[WHAT IS BEING ASKED] The output must match the entries below exactly.

..........

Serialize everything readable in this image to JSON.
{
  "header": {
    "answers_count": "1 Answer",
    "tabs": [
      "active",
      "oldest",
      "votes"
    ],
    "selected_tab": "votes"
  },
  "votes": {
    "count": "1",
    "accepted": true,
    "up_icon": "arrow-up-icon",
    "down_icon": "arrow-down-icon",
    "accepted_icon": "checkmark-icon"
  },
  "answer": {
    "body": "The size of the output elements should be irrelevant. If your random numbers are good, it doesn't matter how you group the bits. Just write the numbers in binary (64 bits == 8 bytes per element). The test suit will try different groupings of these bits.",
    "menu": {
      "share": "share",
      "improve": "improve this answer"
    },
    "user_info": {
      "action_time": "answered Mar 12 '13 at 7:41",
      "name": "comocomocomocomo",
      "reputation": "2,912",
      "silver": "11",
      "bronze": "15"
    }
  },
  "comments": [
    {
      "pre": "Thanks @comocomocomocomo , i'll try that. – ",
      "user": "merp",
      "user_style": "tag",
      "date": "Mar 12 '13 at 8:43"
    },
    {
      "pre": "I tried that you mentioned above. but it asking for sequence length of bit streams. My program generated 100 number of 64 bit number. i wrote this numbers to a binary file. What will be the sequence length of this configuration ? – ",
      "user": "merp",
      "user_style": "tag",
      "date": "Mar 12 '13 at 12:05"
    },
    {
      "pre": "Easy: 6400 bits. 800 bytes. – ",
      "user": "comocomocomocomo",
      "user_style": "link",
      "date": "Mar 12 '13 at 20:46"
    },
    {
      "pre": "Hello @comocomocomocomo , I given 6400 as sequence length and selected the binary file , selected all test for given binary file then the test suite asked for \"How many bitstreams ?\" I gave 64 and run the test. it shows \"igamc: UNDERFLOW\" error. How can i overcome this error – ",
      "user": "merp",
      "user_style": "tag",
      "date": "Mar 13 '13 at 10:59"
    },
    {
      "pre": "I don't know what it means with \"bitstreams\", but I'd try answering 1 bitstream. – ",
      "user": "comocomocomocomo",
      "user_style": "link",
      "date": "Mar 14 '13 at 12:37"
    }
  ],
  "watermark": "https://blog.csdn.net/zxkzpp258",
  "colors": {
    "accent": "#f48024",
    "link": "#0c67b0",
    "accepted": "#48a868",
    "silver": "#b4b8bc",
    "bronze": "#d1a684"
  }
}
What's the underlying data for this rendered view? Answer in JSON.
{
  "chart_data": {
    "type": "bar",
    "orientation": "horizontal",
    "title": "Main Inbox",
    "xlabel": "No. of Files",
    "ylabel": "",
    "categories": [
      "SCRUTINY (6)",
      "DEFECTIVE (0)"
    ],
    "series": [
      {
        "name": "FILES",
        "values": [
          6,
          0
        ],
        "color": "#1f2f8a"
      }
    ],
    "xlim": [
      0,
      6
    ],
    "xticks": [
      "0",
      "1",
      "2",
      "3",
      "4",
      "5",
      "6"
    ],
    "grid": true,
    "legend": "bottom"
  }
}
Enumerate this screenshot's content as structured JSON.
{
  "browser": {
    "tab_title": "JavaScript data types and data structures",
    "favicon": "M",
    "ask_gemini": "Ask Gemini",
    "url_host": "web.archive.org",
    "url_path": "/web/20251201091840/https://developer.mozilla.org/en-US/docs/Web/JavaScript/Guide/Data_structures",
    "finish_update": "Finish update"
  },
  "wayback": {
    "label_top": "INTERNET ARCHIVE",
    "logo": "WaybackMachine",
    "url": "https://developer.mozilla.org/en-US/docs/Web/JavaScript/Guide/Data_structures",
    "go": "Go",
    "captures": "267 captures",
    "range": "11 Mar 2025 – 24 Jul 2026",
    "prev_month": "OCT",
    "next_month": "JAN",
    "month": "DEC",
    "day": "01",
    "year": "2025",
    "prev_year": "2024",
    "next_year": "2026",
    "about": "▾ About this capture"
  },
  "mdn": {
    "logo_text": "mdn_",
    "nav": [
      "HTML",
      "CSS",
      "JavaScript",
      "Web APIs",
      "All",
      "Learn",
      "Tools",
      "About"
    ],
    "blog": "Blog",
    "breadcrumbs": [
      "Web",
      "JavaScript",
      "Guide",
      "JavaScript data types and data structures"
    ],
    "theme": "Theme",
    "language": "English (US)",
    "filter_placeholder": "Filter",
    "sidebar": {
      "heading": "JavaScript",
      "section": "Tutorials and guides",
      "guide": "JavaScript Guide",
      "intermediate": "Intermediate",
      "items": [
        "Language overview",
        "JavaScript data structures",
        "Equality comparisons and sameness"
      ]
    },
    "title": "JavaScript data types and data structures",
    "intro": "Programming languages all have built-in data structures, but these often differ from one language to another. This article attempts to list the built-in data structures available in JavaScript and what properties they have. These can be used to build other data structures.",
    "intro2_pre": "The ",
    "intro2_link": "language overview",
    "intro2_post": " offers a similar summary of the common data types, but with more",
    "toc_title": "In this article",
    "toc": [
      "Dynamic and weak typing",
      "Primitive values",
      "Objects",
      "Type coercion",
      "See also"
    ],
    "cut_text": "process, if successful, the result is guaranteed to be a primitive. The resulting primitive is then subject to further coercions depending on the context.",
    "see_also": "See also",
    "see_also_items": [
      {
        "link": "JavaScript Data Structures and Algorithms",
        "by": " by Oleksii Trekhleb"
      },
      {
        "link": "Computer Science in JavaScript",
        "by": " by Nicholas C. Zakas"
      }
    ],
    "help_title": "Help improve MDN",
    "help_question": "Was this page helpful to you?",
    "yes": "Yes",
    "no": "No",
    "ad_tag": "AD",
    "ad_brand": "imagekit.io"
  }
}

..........

[ANSWER FOR THE TASK]
Serialize everything readable in this image to JSON.
{
  "header": {
    "answers_count": "1 Answer",
    "tabs": [
      "active",
      "oldest",
      "votes"
    ],
    "selected_tab": "votes"
  },
  "votes": {
    "count": "1",
    "accepted": true,
    "up_icon": "arrow-up-icon",
    "down_icon": "arrow-down-icon",
    "accepted_icon": "checkmark-icon"
  },
  "answer": {
    "body": "The size of the output elements should be irrelevant. If your random numbers are good, it doesn't matter how you group the bits. Just write the numbers in binary (64 bits == 8 bytes per element). The test suit will try different groupings of these bits.",
    "menu": {
      "share": "share",
      "improve": "improve this answer"
    },
    "user_info": {
      "action_time": "answered Mar 12 '13 at 7:41",
      "name": "comocomocomocomo",
      "reputation": "2,912",
      "silver": "11",
      "bronze": "15"
    }
  },
  "comments": [
    {
      "pre": "Thanks @comocomocomocomo , i'll try that. – ",
      "user": "merp",
      "user_style": "tag",
      "date": "Mar 12 '13 at 8:43"
    },
    {
      "pre": "I tried that you mentioned above. but it asking for sequence length of bit streams. My program generated 100 number of 64 bit number. i wrote this numbers to a binary file. What will be the sequence length of this configuration ? – ",
      "user": "merp",
      "user_style": "tag",
      "date": "Mar 12 '13 at 12:05"
    },
    {
      "pre": "Easy: 6400 bits. 800 bytes. – ",
      "user": "comocomocomocomo",
      "user_style": "link",
      "date": "Mar 12 '13 at 20:46"
    },
    {
      "pre": "Hello @comocomocomocomo , I given 6400 as sequence length and selected the binary file , selected all test for given binary file then the test suite asked for \"How many bitstreams ?\" I gave 64 and run the test. it shows \"igamc: UNDERFLOW\" error. How can i overcome this error – ",
      "user": "merp",
      "user_style": "tag",
      "date": "Mar 13 '13 at 10:59"
    },
    {
      "pre": "I don't know what it means with \"bitstreams\", but I'd try answering 1 bitstream. – ",
      "user": "comocomocomocomo",
      "user_style": "link",
      "date": "Mar 14 '13 at 12:37"
    }
  ],
  "watermark": "https://blog.csdn.net/zxkzpp258",
  "colors": {
    "accent": "#f48024",
    "link": "#0c67b0",
    "accepted": "#48a868",
    "silver": "#b4b8bc",
    "bronze": "#d1a684"
  }
}
What's the underlying data for this rendered view? Answer in JSON.
{
  "chart_data": {
    "type": "bar",
    "orientation": "horizontal",
    "title": "Main Inbox",
    "xlabel": "No. of Files",
    "ylabel": "",
    "categories": [
      "SCRUTINY (6)",
      "DEFECTIVE (0)"
    ],
    "series": [
      {
        "name": "FILES",
        "values": [
          6,
          0
        ],
        "color": "#1f2f8a"
      }
    ],
    "xlim": [
      0,
      6
    ],
    "xticks": [
      "0",
      "1",
      "2",
      "3",
      "4",
      "5",
      "6"
    ],
    "grid": true,
    "legend": "bottom"
  }
}
Enumerate this screenshot's content as structured JSON.
{
  "browser": {
    "tab_title": "JavaScript data types and data structures",
    "favicon": "M",
    "ask_gemini": "Ask Gemini",
    "url_host": "web.archive.org",
    "url_path": "/web/20251201091840/https://developer.mozilla.org/en-US/docs/Web/JavaScript/Guide/Data_structures",
    "finish_update": "Finish update"
  },
  "wayback": {
    "label_top": "INTERNET ARCHIVE",
    "logo": "WaybackMachine",
    "url": "https://developer.mozilla.org/en-US/docs/Web/JavaScript/Guide/Data_structures",
    "go": "Go",
    "captures": "267 captures",
    "range": "11 Mar 2025 – 24 Jul 2026",
    "prev_month": "OCT",
    "next_month": "JAN",
    "month": "DEC",
    "day": "01",
    "year": "2025",
    "prev_year": "2024",
    "next_year": "2026",
    "about": "▾ About this capture"
  },
  "mdn": {
    "logo_text": "mdn_",
    "nav": [
      "HTML",
      "CSS",
      "JavaScript",
      "Web APIs",
      "All",
      "Learn",
      "Tools",
      "About"
    ],
    "blog": "Blog",
    "breadcrumbs": [
      "Web",
      "JavaScript",
      "Guide",
      "JavaScript data types and data structures"
    ],
    "theme": "Theme",
    "language": "English (US)",
    "filter_placeholder": "Filter",
    "sidebar": {
      "heading": "JavaScript",
      "section": "Tutorials and guides",
      "guide": "JavaScript Guide",
      "intermediate": "Intermediate",
      "items": [
        "Language overview",
        "JavaScript data structures",
        "Equality comparisons and sameness"
      ]
    },
    "title": "JavaScript data types and data structures",
    "intro": "Programming languages all have built-in data structures, but these often differ from one language to another. This article attempts to list the built-in data structures available in JavaScript and what properties they have. These can be used to build other data structures.",
    "intro2_pre": "The ",
    "intro2_link": "language overview",
    "intro2_post": " offers a similar summary of the common data types, but with more",
    "toc_title": "In this article",
    "toc": [
      "Dynamic and weak typing",
      "Primitive values",
      "Objects",
      "Type coercion",
      "See also"
    ],
    "cut_text": "process, if successful, the result is guaranteed to be a primitive. The resulting primitive is then subject to further coercions depending on the context.",
    "see_also": "See also",
    "see_also_items": [
      {
        "link": "JavaScript Data Structures and Algorithms",
        "by": " by Oleksii Trekhleb"
      },
      {
        "link": "Computer Science in JavaScript",
        "by": " by Nicholas C. Zakas"
      }
    ],
    "help_title": "Help improve MDN",
    "help_question": "Was this page helpful to you?",
    "yes": "Yes",
    "no": "No",
    "ad_tag": "AD",
    "ad_brand": "imagekit.io"
  }
}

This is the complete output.